NASA’s Perseverance Mars rover used its Mastcam-Z camera system to shoot video of Phobos, one of Mars’ two moons, eclipsing the Sun. It’s the most zoomed-in, highest frame-rate observation of a Phobos solar eclipse ever taken from the Martian surface.
“I knew it was going to be good, but I didn’t expect it to be this amazing,” said Rachel Howson of Malin Space Science Systems in San Diego, one of the Mastcam-Z team members who operates the camera.
Each time these eclipses are observed, they allow scientists to measure subtle shifts in Phobos’ orbit over time. The moon’s tidal forces pull on the deep interior of the Red Planet, as well as its crust and mantle; studying how much Phobos shifts over time reveals something about how resistant the crust and mantle are, and thus what kinds of materials they’re made of.

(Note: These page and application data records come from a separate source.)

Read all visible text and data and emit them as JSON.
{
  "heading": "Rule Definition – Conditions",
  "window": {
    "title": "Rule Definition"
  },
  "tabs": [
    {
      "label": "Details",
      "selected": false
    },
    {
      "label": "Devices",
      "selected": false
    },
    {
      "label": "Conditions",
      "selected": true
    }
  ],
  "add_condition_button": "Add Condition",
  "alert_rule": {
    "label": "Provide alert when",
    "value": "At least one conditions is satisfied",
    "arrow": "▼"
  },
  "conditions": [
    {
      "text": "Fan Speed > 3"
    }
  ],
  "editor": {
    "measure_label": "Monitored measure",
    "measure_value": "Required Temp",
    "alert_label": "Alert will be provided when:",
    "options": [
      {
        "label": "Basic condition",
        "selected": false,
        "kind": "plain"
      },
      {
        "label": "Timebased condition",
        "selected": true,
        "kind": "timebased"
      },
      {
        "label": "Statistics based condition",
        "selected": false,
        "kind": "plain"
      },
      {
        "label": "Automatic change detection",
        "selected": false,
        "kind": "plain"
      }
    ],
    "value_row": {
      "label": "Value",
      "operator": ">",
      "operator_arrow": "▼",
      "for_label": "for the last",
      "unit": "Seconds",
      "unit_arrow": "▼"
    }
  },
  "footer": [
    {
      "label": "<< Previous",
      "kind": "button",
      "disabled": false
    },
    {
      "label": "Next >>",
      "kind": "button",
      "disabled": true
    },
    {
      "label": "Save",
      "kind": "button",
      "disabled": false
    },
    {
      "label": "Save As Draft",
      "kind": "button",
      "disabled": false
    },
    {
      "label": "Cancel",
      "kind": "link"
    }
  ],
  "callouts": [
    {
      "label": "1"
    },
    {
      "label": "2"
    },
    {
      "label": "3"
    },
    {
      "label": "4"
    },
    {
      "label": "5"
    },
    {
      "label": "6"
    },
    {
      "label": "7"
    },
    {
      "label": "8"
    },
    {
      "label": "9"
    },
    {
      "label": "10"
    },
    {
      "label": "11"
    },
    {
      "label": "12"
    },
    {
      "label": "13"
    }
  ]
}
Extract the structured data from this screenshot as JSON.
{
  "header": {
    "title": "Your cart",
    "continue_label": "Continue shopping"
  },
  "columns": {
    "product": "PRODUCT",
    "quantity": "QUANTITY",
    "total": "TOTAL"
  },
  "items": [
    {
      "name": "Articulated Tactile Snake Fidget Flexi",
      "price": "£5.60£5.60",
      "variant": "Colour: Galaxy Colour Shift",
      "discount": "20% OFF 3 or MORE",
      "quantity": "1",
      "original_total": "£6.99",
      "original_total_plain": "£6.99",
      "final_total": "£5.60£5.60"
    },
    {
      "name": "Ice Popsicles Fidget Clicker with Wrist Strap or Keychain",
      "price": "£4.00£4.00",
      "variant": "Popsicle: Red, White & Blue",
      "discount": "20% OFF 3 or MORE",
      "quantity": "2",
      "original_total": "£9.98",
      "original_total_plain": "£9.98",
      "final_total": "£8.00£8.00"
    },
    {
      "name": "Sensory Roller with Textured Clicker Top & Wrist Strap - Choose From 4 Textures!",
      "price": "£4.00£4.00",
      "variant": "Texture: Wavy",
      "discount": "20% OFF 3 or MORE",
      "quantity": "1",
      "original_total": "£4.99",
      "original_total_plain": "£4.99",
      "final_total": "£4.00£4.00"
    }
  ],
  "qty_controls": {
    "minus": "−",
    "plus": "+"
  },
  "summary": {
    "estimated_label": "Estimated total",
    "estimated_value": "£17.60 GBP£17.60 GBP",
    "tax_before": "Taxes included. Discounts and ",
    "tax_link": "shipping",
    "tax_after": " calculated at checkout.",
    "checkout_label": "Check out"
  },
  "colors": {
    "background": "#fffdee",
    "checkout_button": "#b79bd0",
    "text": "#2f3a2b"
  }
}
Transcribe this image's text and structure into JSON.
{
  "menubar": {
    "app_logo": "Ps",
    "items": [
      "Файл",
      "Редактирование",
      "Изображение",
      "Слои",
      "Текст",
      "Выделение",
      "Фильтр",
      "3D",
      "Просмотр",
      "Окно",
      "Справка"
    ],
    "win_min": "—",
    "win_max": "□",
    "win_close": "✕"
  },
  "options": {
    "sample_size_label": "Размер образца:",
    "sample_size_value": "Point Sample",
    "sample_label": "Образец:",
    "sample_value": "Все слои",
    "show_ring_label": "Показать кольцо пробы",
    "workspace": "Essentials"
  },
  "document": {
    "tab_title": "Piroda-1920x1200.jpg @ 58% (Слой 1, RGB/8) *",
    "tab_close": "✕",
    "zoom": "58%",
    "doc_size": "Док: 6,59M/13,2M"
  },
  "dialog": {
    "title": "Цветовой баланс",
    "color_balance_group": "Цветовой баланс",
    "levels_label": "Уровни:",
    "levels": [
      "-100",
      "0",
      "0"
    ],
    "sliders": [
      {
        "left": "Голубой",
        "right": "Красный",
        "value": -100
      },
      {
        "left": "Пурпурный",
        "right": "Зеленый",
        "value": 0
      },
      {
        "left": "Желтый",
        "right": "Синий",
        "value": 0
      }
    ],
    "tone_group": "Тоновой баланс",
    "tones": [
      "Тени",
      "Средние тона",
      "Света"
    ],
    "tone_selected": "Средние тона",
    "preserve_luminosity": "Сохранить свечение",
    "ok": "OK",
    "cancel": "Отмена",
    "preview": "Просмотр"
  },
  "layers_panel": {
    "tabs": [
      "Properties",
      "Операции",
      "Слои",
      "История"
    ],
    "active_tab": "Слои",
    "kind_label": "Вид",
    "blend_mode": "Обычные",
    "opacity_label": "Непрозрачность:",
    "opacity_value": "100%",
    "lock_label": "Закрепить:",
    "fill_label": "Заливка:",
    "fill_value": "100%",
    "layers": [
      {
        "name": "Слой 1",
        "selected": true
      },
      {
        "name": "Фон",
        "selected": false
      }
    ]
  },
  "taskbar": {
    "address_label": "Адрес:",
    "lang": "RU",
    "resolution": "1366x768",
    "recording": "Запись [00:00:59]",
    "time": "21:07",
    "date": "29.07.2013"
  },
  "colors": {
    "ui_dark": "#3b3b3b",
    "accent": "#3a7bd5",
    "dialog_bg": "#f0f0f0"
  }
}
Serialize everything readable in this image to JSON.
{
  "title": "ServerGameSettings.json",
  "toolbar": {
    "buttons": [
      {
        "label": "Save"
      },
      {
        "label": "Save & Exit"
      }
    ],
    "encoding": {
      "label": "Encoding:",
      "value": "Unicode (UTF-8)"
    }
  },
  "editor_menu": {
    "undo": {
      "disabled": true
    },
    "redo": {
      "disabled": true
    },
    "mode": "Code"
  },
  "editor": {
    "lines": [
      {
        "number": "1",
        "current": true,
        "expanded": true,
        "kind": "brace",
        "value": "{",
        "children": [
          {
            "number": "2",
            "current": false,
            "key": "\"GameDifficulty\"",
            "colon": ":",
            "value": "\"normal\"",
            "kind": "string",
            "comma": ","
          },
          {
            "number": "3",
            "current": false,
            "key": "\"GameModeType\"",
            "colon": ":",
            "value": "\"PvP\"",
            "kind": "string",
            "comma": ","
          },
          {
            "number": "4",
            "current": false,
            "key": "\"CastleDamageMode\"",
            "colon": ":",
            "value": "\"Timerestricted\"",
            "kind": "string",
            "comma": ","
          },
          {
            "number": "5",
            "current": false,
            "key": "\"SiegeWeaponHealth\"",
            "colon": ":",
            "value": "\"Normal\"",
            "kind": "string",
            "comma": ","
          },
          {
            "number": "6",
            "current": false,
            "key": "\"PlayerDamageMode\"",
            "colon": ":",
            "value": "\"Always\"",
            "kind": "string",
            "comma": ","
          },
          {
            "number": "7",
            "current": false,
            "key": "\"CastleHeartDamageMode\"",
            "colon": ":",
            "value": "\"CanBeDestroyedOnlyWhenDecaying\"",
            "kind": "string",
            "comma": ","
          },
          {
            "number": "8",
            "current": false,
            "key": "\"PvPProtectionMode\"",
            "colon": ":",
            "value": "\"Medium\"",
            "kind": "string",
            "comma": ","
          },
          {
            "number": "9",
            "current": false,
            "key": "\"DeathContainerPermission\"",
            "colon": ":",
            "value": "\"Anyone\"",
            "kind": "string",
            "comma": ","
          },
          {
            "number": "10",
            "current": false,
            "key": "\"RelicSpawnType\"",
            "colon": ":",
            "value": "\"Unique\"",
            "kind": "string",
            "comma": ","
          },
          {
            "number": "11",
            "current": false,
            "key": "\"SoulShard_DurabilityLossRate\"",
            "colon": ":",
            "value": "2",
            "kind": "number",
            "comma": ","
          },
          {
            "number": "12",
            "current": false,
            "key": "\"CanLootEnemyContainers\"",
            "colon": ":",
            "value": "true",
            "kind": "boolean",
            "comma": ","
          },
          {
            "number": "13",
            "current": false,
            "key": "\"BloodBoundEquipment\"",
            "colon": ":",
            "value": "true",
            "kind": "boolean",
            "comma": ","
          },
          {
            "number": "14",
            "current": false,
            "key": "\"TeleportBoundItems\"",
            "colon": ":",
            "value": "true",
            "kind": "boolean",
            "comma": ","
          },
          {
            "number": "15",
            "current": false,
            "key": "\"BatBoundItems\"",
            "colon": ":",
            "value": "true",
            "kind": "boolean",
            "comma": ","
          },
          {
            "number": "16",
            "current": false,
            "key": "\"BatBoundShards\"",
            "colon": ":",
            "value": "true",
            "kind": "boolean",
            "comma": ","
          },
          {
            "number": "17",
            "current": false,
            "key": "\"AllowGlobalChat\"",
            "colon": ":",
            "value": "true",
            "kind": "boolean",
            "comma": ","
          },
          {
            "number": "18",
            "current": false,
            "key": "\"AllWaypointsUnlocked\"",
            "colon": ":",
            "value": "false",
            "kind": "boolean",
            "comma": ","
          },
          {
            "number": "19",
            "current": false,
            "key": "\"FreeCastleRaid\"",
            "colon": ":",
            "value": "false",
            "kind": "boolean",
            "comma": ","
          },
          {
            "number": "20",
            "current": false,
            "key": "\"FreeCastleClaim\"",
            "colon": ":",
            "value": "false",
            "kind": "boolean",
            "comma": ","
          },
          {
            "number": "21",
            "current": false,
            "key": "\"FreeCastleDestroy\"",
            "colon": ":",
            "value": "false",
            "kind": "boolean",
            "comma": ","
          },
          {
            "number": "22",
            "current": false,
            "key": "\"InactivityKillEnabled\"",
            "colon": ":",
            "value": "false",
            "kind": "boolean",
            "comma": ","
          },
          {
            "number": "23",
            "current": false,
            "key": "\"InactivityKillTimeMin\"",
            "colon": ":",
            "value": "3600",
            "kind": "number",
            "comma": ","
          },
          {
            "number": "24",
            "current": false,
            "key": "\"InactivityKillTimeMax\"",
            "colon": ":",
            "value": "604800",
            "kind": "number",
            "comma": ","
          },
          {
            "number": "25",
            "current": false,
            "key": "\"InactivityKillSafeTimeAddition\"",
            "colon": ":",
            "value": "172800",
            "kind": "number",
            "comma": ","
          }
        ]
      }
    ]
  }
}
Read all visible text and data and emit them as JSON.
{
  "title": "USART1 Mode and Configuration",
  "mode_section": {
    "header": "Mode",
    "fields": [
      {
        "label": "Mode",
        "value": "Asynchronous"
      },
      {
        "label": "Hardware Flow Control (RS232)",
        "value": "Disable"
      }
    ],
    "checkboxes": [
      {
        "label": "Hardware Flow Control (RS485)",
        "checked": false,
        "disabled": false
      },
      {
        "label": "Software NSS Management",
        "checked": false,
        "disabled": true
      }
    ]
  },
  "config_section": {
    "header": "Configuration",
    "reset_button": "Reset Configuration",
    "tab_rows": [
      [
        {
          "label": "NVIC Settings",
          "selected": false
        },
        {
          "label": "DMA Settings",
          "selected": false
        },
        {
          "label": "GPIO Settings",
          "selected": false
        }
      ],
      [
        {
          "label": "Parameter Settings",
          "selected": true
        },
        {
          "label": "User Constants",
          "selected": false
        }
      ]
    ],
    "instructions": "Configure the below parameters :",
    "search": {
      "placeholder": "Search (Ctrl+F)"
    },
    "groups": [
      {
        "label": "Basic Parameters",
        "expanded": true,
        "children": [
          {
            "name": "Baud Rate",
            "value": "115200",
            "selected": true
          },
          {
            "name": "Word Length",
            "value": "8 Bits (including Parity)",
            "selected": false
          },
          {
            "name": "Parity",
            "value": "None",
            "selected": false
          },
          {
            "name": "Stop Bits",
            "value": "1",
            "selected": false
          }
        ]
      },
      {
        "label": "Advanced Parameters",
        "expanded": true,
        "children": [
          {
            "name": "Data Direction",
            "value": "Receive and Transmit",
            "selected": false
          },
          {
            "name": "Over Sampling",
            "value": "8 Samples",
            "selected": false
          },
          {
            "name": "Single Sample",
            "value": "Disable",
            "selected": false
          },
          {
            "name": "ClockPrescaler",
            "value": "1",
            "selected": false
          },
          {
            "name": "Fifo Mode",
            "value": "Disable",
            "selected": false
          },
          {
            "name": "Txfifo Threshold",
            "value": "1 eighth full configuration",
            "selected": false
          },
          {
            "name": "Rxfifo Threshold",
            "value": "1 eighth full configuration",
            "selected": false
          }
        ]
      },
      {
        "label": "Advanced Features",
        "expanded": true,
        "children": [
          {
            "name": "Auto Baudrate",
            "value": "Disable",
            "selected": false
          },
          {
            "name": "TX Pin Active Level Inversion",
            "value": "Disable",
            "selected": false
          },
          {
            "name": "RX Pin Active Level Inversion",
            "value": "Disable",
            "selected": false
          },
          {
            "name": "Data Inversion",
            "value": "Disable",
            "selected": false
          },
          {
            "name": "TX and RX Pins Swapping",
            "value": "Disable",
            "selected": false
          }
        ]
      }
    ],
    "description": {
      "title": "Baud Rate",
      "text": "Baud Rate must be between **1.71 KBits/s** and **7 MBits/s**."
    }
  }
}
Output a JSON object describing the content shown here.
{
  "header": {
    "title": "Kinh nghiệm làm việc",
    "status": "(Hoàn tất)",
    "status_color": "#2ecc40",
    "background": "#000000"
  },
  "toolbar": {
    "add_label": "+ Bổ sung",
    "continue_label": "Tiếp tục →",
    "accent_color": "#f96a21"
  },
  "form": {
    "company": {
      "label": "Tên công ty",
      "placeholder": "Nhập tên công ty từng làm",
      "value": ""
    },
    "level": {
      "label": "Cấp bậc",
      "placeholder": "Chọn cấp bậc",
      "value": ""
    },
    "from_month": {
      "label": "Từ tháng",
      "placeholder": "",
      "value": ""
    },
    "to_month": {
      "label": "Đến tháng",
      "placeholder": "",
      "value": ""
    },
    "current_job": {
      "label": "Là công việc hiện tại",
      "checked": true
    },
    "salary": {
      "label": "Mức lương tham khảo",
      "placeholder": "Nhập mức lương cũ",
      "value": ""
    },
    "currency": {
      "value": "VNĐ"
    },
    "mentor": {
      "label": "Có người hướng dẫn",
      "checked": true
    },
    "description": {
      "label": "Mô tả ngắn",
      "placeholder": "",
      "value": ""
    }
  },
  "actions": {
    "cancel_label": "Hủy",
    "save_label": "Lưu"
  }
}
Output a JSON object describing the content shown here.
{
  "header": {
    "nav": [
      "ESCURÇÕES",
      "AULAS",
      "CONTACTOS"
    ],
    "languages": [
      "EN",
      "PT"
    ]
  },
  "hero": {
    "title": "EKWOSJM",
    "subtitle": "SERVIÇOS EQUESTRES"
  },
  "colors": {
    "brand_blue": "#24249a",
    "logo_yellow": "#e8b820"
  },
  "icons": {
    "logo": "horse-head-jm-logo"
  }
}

Eclipses happen when one object in space, like a planet or a moon, passes through the shadow of another object in space. An eclipse is an awe-inspiring celestial event on any planet -- especially Earth.